WHEN the economic downturn hit us so suddenly 10 years ago, the construction industry was decimated in almost one fell swoop. Building workers who had been making great money – and spending it too with gleeful abandon – were faced with bleak prospects and it was a case of either going on the dole, or emigrating if you were young and able enough to do so.
As a result, Ireland lost a generation of building workers, many of whom made good lives for themselves abroad, some putting down roots in other countries.

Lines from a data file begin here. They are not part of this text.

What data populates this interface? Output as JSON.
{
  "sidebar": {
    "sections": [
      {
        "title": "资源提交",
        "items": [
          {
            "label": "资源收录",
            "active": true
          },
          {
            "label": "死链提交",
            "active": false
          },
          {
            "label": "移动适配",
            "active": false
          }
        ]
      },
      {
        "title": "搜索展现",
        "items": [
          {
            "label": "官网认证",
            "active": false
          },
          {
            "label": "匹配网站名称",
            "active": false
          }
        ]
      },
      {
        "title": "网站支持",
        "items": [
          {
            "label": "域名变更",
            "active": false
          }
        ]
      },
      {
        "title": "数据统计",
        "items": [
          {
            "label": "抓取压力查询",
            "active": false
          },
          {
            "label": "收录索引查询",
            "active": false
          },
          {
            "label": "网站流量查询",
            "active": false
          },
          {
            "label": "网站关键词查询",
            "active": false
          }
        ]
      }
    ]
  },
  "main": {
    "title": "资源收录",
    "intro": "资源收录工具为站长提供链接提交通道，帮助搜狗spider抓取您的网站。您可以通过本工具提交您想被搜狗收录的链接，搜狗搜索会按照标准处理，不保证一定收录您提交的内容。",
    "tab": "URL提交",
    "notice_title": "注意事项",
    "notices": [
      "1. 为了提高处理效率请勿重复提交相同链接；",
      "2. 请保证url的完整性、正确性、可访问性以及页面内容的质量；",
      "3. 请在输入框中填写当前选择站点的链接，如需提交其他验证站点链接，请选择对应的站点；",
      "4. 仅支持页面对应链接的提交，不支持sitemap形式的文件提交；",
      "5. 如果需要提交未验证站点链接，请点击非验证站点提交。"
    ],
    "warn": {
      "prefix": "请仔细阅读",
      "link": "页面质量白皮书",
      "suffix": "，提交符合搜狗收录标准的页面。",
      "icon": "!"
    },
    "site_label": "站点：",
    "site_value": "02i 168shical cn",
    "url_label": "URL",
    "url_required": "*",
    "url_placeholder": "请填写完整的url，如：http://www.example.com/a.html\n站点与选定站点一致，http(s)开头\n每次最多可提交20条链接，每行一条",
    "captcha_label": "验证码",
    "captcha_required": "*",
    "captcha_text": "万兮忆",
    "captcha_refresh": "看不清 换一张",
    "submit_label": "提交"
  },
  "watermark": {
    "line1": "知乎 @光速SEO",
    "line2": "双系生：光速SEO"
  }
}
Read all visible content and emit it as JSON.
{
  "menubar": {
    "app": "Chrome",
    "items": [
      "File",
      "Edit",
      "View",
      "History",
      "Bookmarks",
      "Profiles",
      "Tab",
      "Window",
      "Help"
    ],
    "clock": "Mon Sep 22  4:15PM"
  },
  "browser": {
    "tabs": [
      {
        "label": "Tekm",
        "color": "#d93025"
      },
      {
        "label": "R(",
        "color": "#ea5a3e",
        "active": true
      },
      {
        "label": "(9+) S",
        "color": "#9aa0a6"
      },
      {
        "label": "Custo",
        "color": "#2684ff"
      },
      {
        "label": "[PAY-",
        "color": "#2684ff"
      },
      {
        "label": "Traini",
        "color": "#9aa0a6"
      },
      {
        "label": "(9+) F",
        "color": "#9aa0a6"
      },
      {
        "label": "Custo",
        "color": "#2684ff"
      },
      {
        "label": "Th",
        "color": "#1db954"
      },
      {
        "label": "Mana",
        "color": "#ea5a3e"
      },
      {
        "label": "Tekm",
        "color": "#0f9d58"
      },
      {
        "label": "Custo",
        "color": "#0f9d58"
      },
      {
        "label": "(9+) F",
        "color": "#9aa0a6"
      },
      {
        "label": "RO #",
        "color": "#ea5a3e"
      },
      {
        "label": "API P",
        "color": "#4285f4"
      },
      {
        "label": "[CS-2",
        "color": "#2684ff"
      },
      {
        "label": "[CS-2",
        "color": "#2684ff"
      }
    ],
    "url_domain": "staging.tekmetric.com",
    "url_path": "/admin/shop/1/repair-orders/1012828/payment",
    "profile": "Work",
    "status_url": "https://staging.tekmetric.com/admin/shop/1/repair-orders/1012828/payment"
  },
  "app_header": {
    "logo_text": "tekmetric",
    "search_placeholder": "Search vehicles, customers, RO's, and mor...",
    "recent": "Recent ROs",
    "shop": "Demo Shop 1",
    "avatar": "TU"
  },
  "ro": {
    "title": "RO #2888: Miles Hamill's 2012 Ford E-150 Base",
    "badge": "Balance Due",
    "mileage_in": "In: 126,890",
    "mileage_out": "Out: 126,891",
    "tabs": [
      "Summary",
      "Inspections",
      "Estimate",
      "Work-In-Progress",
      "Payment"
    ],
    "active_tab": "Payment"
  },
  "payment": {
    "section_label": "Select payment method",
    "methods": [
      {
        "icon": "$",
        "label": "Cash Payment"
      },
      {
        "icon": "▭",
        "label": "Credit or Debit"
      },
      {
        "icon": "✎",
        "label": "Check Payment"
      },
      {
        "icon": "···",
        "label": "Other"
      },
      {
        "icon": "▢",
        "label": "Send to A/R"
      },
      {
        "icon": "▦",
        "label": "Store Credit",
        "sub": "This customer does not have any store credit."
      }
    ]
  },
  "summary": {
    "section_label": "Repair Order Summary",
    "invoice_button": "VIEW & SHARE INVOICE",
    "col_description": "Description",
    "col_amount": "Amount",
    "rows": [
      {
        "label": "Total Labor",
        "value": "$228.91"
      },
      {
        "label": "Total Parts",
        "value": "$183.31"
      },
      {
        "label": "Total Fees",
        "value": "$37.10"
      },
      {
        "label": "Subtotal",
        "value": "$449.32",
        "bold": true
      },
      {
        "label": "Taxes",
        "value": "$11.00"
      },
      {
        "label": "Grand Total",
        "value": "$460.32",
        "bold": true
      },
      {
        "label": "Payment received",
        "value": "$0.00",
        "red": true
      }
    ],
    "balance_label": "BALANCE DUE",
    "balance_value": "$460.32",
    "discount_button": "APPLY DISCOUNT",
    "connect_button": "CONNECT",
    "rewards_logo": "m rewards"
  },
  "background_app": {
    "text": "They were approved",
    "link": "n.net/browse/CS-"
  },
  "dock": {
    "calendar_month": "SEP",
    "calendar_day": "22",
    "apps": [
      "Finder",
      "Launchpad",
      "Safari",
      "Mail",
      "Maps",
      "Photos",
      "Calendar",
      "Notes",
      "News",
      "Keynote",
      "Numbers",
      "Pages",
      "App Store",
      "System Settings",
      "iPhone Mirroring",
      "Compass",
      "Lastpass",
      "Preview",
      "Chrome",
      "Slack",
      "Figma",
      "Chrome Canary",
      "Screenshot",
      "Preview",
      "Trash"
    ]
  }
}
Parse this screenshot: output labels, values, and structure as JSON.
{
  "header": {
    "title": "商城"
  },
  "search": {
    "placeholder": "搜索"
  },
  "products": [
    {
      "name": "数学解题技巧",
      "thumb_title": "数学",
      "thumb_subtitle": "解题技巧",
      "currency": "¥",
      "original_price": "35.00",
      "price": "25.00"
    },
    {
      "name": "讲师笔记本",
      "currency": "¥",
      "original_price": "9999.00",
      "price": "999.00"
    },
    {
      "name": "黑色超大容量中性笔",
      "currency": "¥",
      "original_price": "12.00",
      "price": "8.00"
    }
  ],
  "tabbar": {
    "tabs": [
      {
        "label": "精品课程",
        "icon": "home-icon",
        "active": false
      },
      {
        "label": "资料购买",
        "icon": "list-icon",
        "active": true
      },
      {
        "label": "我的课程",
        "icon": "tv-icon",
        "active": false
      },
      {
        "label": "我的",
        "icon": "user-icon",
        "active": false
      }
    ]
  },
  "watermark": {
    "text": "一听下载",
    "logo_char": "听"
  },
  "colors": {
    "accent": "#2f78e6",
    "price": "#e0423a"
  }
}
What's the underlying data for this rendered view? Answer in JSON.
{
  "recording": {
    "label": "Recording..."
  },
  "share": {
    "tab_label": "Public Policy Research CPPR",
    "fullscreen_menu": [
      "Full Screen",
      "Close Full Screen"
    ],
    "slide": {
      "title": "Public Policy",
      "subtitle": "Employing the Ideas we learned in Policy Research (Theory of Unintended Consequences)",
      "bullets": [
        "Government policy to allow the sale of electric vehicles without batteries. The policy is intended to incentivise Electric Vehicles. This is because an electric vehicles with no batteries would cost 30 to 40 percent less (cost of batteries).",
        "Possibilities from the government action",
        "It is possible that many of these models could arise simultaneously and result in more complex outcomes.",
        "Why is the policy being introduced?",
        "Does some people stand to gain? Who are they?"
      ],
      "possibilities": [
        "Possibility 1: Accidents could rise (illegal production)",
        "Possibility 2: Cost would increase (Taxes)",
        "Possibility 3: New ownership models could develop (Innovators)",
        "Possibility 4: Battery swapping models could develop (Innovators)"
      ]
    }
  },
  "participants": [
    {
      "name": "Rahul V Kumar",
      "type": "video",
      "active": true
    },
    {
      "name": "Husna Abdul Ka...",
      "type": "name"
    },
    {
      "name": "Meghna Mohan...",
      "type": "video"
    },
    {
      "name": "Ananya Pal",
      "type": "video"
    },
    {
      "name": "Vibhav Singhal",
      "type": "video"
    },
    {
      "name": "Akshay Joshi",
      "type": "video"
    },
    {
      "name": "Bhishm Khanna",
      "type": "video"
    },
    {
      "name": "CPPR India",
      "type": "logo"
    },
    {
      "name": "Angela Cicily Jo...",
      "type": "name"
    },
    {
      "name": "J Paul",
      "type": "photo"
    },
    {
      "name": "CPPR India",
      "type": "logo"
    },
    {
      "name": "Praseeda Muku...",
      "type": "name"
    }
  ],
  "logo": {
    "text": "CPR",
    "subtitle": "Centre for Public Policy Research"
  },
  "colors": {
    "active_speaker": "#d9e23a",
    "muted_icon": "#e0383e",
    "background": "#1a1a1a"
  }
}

One in every two workers who lost their jobs in Ireland between 2007 and 2012 had previously been employed in construction.
During the boom years, Irish construction workers were heavily augmented by hard-working immigrants from eastern European countries such as Poland, Latvia and Lithuania, most of whom left Ireland when the building work dried up and subsequently returned to their own countries, which are beginning to feel and enjoy the benefits of EU membership, to settle down there.
The biggest deficit caused by the collapse of the construction industry was in the availability of skilled labour, exacerbated by the discontinuation of many apprenticeship schemes during the economic downturn. In recent years, the Department of Education and Skills has been re-introducing these badly-needed apprenticeship schemes which will go some way towards addressing that deficit.
Employment in the construction sector last year was 46% lower than it was in 2007, despite the fact that over 50,000 jobs have been created in the construction industry since the lowest point of the recession in 2013, regaining less than a third of all the jobs lost during the crisis. With the demand for more new housing and the government’s big plans for infrastructural work in the Project Ireland 2040 capital expenditure programme, the construction industry must attract in a lot more talent to be able to deliver.
It is estimated that the sector needs to attract over 112,000 workers into the industry up to 2020 to ensure that Ireland can deliver on its housing and infrastructure targets. This is quite a tall order and it is difficult to envisage how they are going to manage it.
As well as the apprenticeship schemes, the Construction Industry Federation (CIF) wants school career guidance counsellors to extol the benefits of a career in construction, encourage people who left the industry to return to it and to tap into the Diaspora to encourage workers with the necessary skills to return home. All easier said than done.